• **TASK STATEMENT**
Scan the listing and copy each line where the word "facebook" is present.

• **RECORDS SUPPLIED**
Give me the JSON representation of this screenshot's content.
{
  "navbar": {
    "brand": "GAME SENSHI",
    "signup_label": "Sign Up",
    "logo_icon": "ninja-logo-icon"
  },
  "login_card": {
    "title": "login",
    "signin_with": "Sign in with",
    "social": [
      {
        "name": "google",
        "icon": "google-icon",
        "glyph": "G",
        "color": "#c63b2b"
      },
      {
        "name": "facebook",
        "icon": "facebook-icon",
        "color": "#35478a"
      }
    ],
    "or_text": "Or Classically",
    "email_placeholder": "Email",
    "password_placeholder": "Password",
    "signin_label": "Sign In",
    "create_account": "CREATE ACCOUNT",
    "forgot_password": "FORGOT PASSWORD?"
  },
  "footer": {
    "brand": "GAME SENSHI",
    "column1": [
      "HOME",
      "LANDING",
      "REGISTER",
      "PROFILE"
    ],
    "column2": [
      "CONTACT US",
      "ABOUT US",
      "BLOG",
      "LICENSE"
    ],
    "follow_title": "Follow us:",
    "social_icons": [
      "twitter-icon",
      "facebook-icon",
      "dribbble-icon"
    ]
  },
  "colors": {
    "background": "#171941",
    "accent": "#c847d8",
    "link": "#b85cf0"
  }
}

• **REPLY TO THE EXERCISE**
        "name": "facebook",
        "icon": "facebook-icon",
      "facebook-icon",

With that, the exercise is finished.